“It was a week of many firsts.” This was the banner headline from the check-in call with our local partner, Women’s Wilderness. With a grant from The Cairn Project, Women’s Wilderness had recently wrapped up their first-ever Adventure Days program in Jefferson County, Colorado – the Denver metro area.
For each of the little ladies in attendance – Adventure Days is a one-week camp for girls entering 3rd-5th grade – it was an action-packed week. First nature-based craft project. Initial fear of bugs, followed by a first foray into plant and animal identification. First time exploring a river.
It’s hard to decide which part of our grant’s impact is the coolest – that all of the participants received financial aid; that funding from The Cairn Project helped launch a program led by seasoned instructors in a new community; or that at the end of the week, one shy young woman looked her leaders in the eye for the first time and told them “I found my voice.”
But I think my favorite part is the final “first” of the week: first hike in the rain. As Adventure Days leaders Addi and Caterina shared, the girls clamored for it, despite Addi’s and Cat’s plan to bail in favor of an alternate, drier, capstone activity. “You guys want to go on a long hike in the rain?” “Yeeeeaah!!!” they shrieked. And so they did it! A few miles up a hill and back down again, in the rain.
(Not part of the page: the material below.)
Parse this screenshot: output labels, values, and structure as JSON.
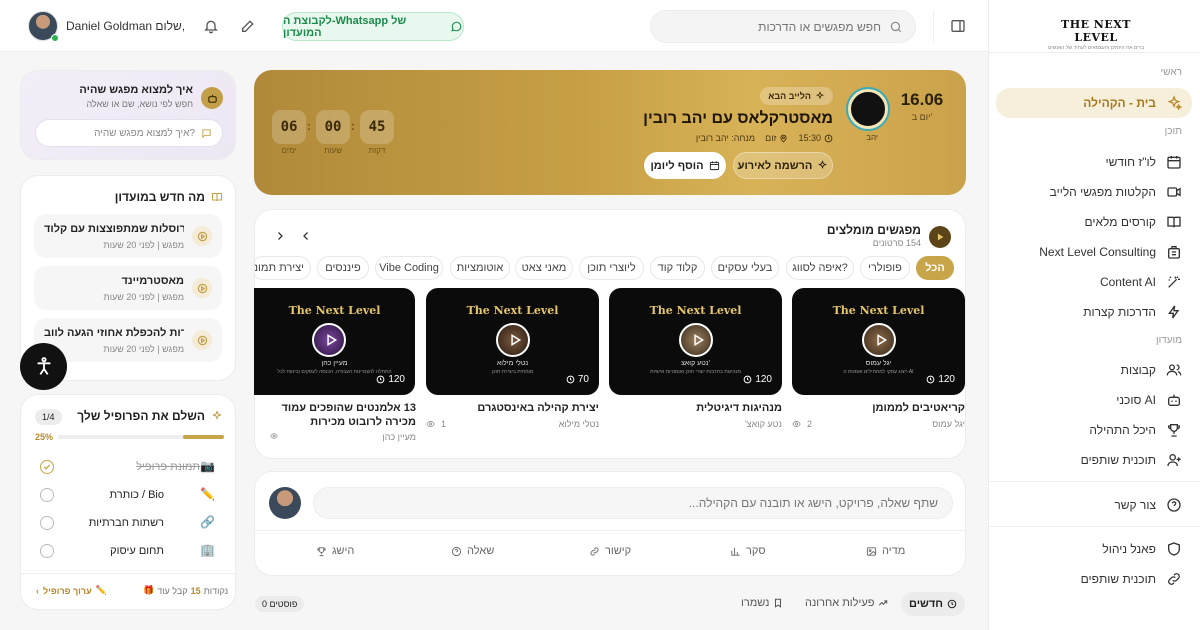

Pretty awesome for a dozen seven and eight year olds – how many of us in our adult years shriek with glee at the chance to hike in the rain?
It’s the scary, new, or uncomfortable that is most memorable. It’s the hike with the unexpected weather or terrain challenge that imprints itself more deeply in our memories.
When I think about what we’re trying to do with The Cairn Project, the word touchstone comes to mind. In the Front Range of Colorado and in the growing number of communities where we are supporting organizations like Women’s Wilderness, we’re trying to help more young women find those crucial touchstones with the outdoors. And here’s the kicker: good touchstones usually involve something scary, new, or uncomfortable.
It’s the scary, new, or uncomfortable that is most memorable. It’s the hike with the unexpected weather or terrain challenge that imprints itself more deeply in our memories. And as we learn this and love it, we seek out more versions of new and uncomfortable. We discover that we can do far more than we think we can – that being uncomfortable is part of what propels us beyond our perceived limits.
Last year, Sarah and I set off on the longest backpacking trip either of us had ever done. For both of us, “uncomfortable” took on a new meaning every day. For me, the touchstones that connect the dots between my first hikes as a kid to the morning we summited Mt. Whitney span across decades, and dozens of landscapes. It would be a long-winded story for me to piece together the trajectory that brought me to the completion of the 200+ mile John Muir Trail, with some notable moments of fear, newness, and discomfort outside.
What’s clear, though, is that if I hadn’t taken a first hike in the rain and come out the other side soaked but triumphant, life would be different.
We’re so honored to be able to contribute to the work of groups with Women’s Wilderness. Here’s to more first hikes in the rain, for many more young women.
A San Francisco native, Alison grew up in a family that enjoyed the privilege of outdoor access – many memories were made in California’s iconic mountain and coastal landscapes. Alison has spent her career in the philanthropic sector, advancing initiatives for justice and empowerment internationally and closer to home. In addition to her leadership at The Cairn Project, she directs the Environmental Defenders Collaborative at Global Greengrants Fund, channeling support to frontline environmental activists around the world.